» **What the task asks**
Records follow. Copy every line with "nuppu".

Stored data
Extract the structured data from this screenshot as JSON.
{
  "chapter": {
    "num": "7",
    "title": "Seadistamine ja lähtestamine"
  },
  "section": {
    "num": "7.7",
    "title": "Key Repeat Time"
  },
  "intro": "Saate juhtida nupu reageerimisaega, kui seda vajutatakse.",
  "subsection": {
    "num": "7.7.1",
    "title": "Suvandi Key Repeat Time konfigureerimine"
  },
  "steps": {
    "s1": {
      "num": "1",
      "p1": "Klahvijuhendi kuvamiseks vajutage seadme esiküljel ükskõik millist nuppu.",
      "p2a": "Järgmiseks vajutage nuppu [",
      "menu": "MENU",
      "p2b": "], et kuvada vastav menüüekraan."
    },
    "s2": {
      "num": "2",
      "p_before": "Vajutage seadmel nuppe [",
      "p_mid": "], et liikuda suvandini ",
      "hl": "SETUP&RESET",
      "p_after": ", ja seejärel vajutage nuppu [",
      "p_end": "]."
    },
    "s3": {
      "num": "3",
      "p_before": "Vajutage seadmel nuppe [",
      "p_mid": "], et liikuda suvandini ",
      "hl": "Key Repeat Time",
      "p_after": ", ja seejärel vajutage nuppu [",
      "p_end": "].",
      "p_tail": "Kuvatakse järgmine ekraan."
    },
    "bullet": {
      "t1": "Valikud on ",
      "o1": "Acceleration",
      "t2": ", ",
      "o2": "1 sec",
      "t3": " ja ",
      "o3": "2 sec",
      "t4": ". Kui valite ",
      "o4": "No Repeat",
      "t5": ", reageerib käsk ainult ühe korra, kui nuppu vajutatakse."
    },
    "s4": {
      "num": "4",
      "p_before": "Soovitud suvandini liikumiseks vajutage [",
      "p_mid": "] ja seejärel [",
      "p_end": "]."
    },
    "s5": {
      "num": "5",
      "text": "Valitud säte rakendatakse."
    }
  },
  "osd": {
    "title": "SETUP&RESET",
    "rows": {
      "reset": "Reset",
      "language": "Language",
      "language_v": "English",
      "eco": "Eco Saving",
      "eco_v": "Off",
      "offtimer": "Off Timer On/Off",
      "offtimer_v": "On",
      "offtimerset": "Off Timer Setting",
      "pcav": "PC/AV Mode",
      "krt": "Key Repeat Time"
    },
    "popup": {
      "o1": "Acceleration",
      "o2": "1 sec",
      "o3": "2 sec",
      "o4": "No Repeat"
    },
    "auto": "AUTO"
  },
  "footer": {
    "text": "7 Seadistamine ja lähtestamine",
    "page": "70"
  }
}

» **Exercise answer**
      "p1": "Klahvijuhendi kuvamiseks vajutage seadme esiküljel ükskõik millist nuppu.",
      "p2a": "Järgmiseks vajutage nuppu [",
      "p_after": ", ja seejärel vajutage nuppu [",
      "p_after": ", ja seejärel vajutage nuppu [",
      "t5": ", reageerib käsk ainult ühe korra, kui nuppu vajutatakse."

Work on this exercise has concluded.